Shawn Domagal-Goldman (NPP Alumnus, HQ 2010-2012), currently a research space scientist in the Planetary Environments Laboratory at GSFC, helped to initiate the NASA FameLab competition as part of his fellowship research into the communication of astrobiology science. NASA’s FameLab competition is a science communications event that offers early career scientists a chance to practice science communication and then display their skills in an “American Idol” style speaking competition. (Photo courtesy of D. McCallum, NASA)
Florian Schwandner’s research at JPL incorporates a high profile NASA satellite, OCO-2, to measure atmospheric CO2 from space. Schwandner then uses this information to determine large sources and pools of CO2 on earth. This data can be used to determine the location and relative activity of terrestrial volcanos. In the photo, Schwandner launches a radiosonde, one of the auxiliary calibration tools for OCO-2 and GOSAT satellite calibration, in Railroad Valley, Nevada. (Photo courtesy of A. Korde, JPL)
Thomas Graham (KSC) researches how differences in light quality and mechanical stimuli affect plant growth, searching for the combination that will increase plant volume efficiency while decreasing footprint. This allows the same amount of nutrients to be squeezed into a smaller plant. (Photo courtesy of Bob Gibson, ORAU)
Jordan Okie (NPP Alumnus, NAI 2012-2014) investigates the role of energy and metabolism in ecology, evolution, and biogeography. In the photo, Okie stands atop Mt. Voslips in Antarctica after a long day of sampling soils. He developed a general theory founded on basic metabolic and ecological principles that predicts how biodiversity should change as a function of temperature, pH, and salinity in low productivity environments and tested it by conducting a study on soil bacteria taxa on Mt. Voslips.
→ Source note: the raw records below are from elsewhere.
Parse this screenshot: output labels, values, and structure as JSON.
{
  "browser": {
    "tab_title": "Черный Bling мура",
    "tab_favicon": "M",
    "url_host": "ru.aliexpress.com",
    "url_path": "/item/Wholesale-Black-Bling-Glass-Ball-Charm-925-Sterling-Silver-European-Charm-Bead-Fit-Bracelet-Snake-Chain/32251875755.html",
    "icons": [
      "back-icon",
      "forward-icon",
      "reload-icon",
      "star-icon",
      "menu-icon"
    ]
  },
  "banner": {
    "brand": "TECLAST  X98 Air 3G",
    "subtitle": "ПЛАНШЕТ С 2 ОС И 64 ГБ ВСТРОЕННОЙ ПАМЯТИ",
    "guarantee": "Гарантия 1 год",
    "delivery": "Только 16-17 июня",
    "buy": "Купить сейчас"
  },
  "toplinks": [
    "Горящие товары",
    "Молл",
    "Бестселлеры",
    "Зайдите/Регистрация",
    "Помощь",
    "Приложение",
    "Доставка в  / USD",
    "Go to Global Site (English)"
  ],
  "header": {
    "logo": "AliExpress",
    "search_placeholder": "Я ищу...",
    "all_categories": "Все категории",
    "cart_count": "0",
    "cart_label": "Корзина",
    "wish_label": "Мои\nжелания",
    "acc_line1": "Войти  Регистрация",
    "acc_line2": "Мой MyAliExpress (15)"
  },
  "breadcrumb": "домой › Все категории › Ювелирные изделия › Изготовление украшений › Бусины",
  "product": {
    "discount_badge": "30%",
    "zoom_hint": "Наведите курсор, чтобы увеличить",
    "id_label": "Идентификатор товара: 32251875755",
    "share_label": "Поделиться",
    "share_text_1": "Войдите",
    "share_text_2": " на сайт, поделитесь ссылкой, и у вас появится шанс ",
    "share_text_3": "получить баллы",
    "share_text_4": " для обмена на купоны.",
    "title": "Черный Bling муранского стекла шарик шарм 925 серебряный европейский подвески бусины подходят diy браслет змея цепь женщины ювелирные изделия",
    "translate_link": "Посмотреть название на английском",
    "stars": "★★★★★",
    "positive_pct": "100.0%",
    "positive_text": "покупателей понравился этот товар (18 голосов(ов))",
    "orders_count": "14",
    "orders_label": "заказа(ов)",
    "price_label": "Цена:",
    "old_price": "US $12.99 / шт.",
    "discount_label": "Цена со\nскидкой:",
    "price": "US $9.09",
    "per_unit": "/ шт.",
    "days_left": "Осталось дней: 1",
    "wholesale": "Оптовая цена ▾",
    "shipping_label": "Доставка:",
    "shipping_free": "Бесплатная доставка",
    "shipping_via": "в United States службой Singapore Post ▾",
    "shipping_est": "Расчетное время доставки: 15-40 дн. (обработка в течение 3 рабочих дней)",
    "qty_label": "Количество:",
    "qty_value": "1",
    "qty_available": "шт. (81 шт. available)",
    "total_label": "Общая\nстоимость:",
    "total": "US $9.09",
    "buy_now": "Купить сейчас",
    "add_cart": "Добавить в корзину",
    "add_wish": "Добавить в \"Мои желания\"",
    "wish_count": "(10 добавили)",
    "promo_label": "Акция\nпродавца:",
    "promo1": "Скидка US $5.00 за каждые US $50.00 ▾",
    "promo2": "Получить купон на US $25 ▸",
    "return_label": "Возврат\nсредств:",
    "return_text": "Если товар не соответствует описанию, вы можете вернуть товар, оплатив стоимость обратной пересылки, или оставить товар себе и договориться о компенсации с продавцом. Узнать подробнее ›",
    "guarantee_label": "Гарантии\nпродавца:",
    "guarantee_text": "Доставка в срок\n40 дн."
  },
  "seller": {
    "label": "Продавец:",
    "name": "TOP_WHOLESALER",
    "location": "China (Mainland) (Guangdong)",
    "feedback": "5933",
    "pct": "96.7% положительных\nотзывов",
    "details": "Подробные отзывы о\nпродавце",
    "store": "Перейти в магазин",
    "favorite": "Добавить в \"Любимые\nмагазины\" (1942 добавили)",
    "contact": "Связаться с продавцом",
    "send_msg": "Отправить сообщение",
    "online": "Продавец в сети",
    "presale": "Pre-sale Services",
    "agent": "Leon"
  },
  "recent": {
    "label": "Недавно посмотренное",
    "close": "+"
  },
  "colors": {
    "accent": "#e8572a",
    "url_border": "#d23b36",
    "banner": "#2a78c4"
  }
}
The theory and empirical study were recently published. (Photo courtesy of Dr. Dave Van Horn, Okie’s collaborator on the project)
The NASA Postdoctoral Program (NPP) supports NASA’s goal to expand scientific understanding of the Earth and the universe in which we live.
Selected by a competitive peer-review process, NPP Fellows complete one- to three-year Fellowship appointments that advance NASA’s missions in earth science, heliophysics, planetary science, astrophysics, space bioscience, aeronautics and engineering, human exploration and space operations, and astrobiology.
As a result, NPP Fellows contribute to national priorities for scientific exploration; confirm NASA’s leadership in fundamental research; and complement the efforts of NASA’s partners in the national science community.
Volume 4, Issue 1 of the NPP Newsletter includes a report about ARC Fellow Elizabeth Blaber’s research on tissue degeneration in space; a look at the history of Johnson Space Center and current research happening there; an NPP alumni “Where Are They Now” section featuring Gioia Massa; NPP Kudos; and our usual report of program statistics.
The idea of spending two weeks cooped up in a 150 cubic meter space with three other people might sound like a nightmare to most people, but to Kristen John, an NPP Fellow at Johnson Space Center, it was the opportunity of a lifetime. “I spent 14 days locked up in a chamber with three other people, and it was an amazing experience!” said John. “I would do it again in a heartbeat.” John, who started as an NPP Fellow in July 2014, was selected to be the commander of a 14-day Human Exploration Research Analog (HERA) mission to simulate a remote mission to study the asteroid Geographos at JSC, overseen by NASA’s Human Research Program (HRP). Find out more about John and her research on her research experience profile.